#### INPUT DATA
★ ★ ★ ★

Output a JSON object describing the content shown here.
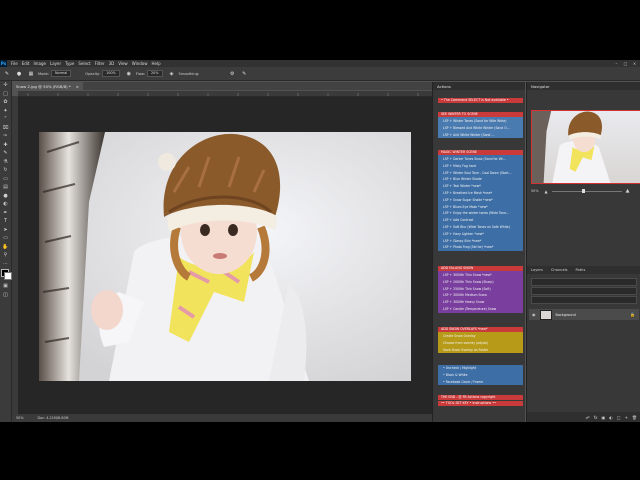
{
  "menu": {
    "items": [
      "File",
      "Edit",
      "Image",
      "Layer",
      "Type",
      "Select",
      "Filter",
      "3D",
      "View",
      "Window",
      "Help"
    ]
  },
  "options": {
    "mode_label": "Mode:",
    "mode_value": "Normal",
    "opacity_label": "Opacity:",
    "opacity_value": "100%",
    "flow_label": "Flow:",
    "flow_value": "20%",
    "smoothing_label": "Smoothing:"
  },
  "document": {
    "tab_title": "Snow 2.jpg @ 50% (RGB/8) *",
    "zoom_status": "50%",
    "doc_status": "Doc: 4.21M/8.00M"
  },
  "actions": {
    "panel_title": "Actions",
    "top_note": "• The Command SELECT is Not available •",
    "blocks": [
      {
        "header": "SEE WINTER TO SCENE",
        "color": "#4a7bb0",
        "rows": [
          "LSP + Winter Tones (Sand for Wite Wrbe)",
          "LSP + Blessed And White Winter (Sand O…",
          "LSP + Anti White Winter (Sand …"
        ]
      },
      {
        "header": "MAGIC WINTER SCENE",
        "color": "#3d6fa6",
        "rows": [
          "LSP + Darker Tones Snow (Sand for Wr…",
          "LSP + Misty Fog hard",
          "LSP + Winter Soul Tone - Cool Down (Start…",
          "LSP + Blue Winter Shade",
          "LSP + Teal Winter *new*",
          "LSP + Breathed Ice Mask *new*",
          "LSP + Snow Sugar Shade *new*",
          "LSP + Blues Eye Mask *new*",
          "LSP + Enjoy the winter tones (Wide Tone…",
          "LSP + Add Contrast",
          "LSP + Soft Blur (Wide Tones on Safe White)",
          "LSP + Hazy Lighten *new*",
          "LSP + Glassy Skin *new*",
          "LSP + Photo Frog (Sid for) *new*"
        ]
      },
      {
        "header": "ADD FALLING SNOW",
        "color": "#7a3f9e",
        "rows": [
          "LSP + 3000th Thin Snow *new*",
          "LSP + 2000th Thin Snow (Sharp)",
          "LSP + 2500th Thin Snow (Soft)",
          "LSP + 3000th Medium Snow",
          "LSP + 3000th Heavy Snow",
          "LSP + Candle (Temperature) Snow"
        ]
      },
      {
        "header": "ADD SNOW OVERLAYS *new*",
        "color": "#b79a17",
        "rows": [
          "Create Snow Overlay",
          "Choose from overlay (adjust)",
          "Save Snow Overlay As Folder"
        ]
      },
      {
        "header": "",
        "color": "#3d6fa6",
        "rows": [
          "• Uncheck / Highlight",
          "• Black & White",
          "• Facebook Cover / Frame"
        ]
      },
      {
        "header": "THE END - @ FB Actions copyright",
        "color": "#c93a3a",
        "rows": [
          "•• TOOL SET KEY • Instructions ••"
        ]
      }
    ]
  },
  "navigator": {
    "title": "Navigator",
    "zoom": "50%"
  },
  "layers": {
    "tabs": [
      "Layers",
      "Channels",
      "Paths"
    ],
    "layer_name": "Background"
  },
  "colors": {
    "accent": "#31a8ff",
    "header_red": "#c93a3a"
  }
}
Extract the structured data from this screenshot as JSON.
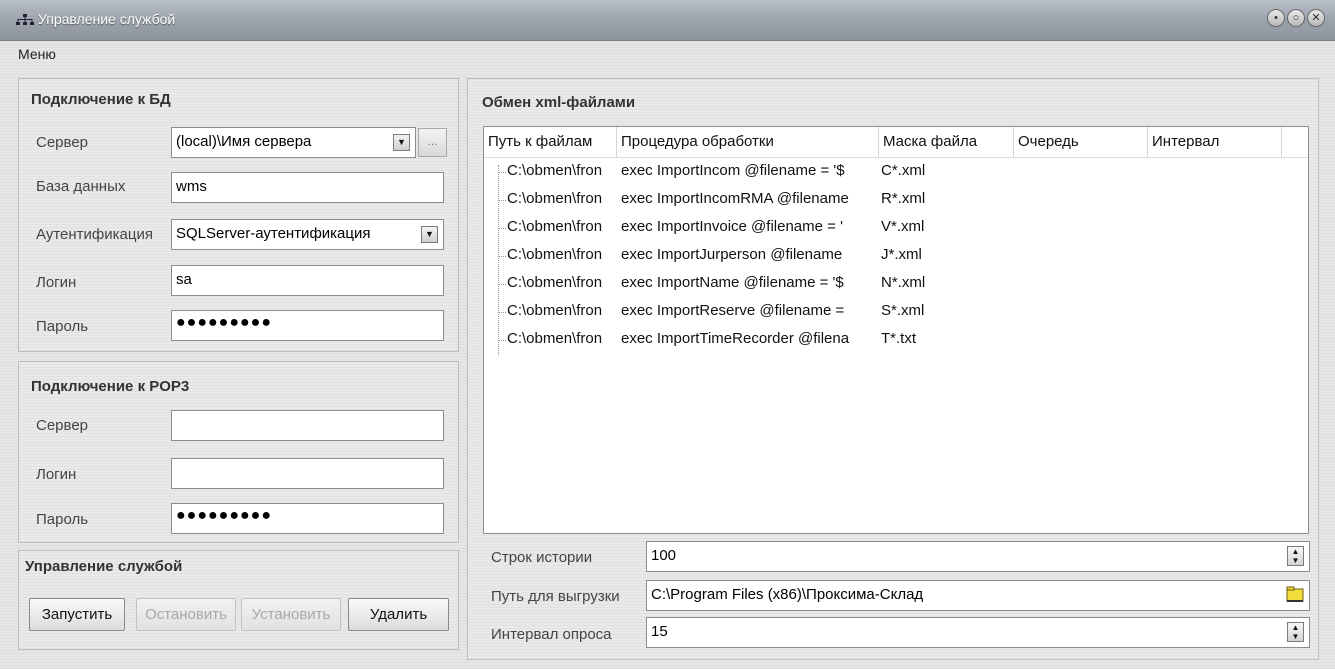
{
  "window": {
    "title": "Управление службой"
  },
  "menu": {
    "items": [
      "Меню"
    ]
  },
  "db_group": {
    "title": "Подключение к БД",
    "server_label": "Сервер",
    "server_value": "(local)\\Имя сервера",
    "db_label": "База данных",
    "db_value": "wms",
    "auth_label": "Аутентификация",
    "auth_value": "SQLServer-аутентификация",
    "login_label": "Логин",
    "login_value": "sa",
    "password_label": "Пароль",
    "password_value": "●●●●●●●●●",
    "browse_label": "..."
  },
  "pop3_group": {
    "title": "Подключение к POP3",
    "server_label": "Сервер",
    "server_value": "",
    "login_label": "Логин",
    "login_value": "",
    "password_label": "Пароль",
    "password_value": "●●●●●●●●●"
  },
  "service_group": {
    "title": "Управление службой",
    "start": "Запустить",
    "stop": "Остановить",
    "install": "Установить",
    "delete": "Удалить"
  },
  "xml_group": {
    "title": "Обмен xml-файлами",
    "columns": [
      "Путь к файлам",
      "Процедура обработки",
      "Маска файла",
      "Очередь",
      "Интервал"
    ],
    "rows": [
      [
        "C:\\obmen\\fron",
        "exec ImportIncom @filename = '$",
        "C*.xml"
      ],
      [
        "C:\\obmen\\fron",
        "exec ImportIncomRMA @filename",
        "R*.xml"
      ],
      [
        "C:\\obmen\\fron",
        "exec ImportInvoice @filename = '",
        "V*.xml"
      ],
      [
        "C:\\obmen\\fron",
        "exec ImportJurperson @filename",
        "J*.xml"
      ],
      [
        "C:\\obmen\\fron",
        "exec ImportName @filename = '$",
        "N*.xml"
      ],
      [
        "C:\\obmen\\fron",
        "exec ImportReserve @filename =",
        "S*.xml"
      ],
      [
        "C:\\obmen\\fron",
        "exec ImportTimeRecorder @filena",
        "T*.txt"
      ]
    ],
    "history_label": "Строк истории",
    "history_value": "100",
    "export_label": "Путь для выгрузки",
    "export_value": "C:\\Program Files (x86)\\Проксима-Склад",
    "interval_label": "Интервал опроса",
    "interval_value": "15"
  },
  "icons": {
    "app": "network-icon",
    "browse": "folder-icon"
  }
}
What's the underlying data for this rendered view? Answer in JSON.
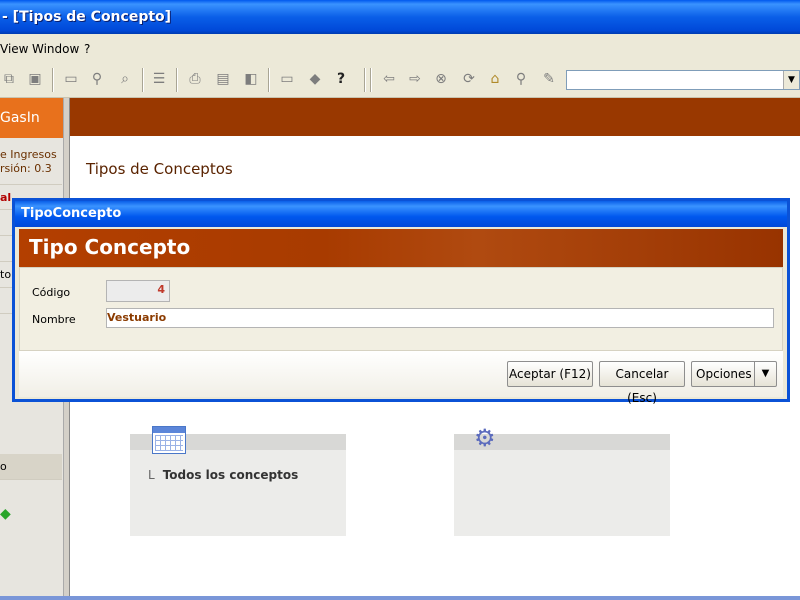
{
  "window": {
    "title": "- [Tipos de Concepto]"
  },
  "menu": {
    "items": [
      "View",
      "Window",
      "?"
    ]
  },
  "toolbar": {
    "combo_value": ""
  },
  "sidebar": {
    "brand": "GasIn",
    "app_line1": "e Ingresos",
    "app_line2": "rsión: 0.3",
    "section": "al",
    "row_label_1": "to",
    "row_label_2": "o"
  },
  "main": {
    "page_title": "Tipos de Conceptos",
    "card1_link": "Todos los conceptos",
    "card1_bullet": "L"
  },
  "dialog": {
    "window_title": "TipoConcepto",
    "header": "Tipo Concepto",
    "code_label": "Código",
    "code_value": "4",
    "name_label": "Nombre",
    "name_value": "Vestuario",
    "accept_label": "Aceptar (F12)",
    "cancel_label": "Cancelar (Esc)",
    "options_label": "Opciones"
  },
  "colors": {
    "accent": "#993800",
    "titlebar": "#0058ee",
    "brand": "#e8711c"
  }
}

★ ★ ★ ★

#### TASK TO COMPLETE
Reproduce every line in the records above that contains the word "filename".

#### YOUR RESPONSE
        "exec ImportIncom @filename = '$",
        "exec ImportIncomRMA @filename",
        "exec ImportInvoice @filename = '",
        "exec ImportJurperson @filename",
        "exec ImportName @filename = '$",
        "exec ImportReserve @filename =",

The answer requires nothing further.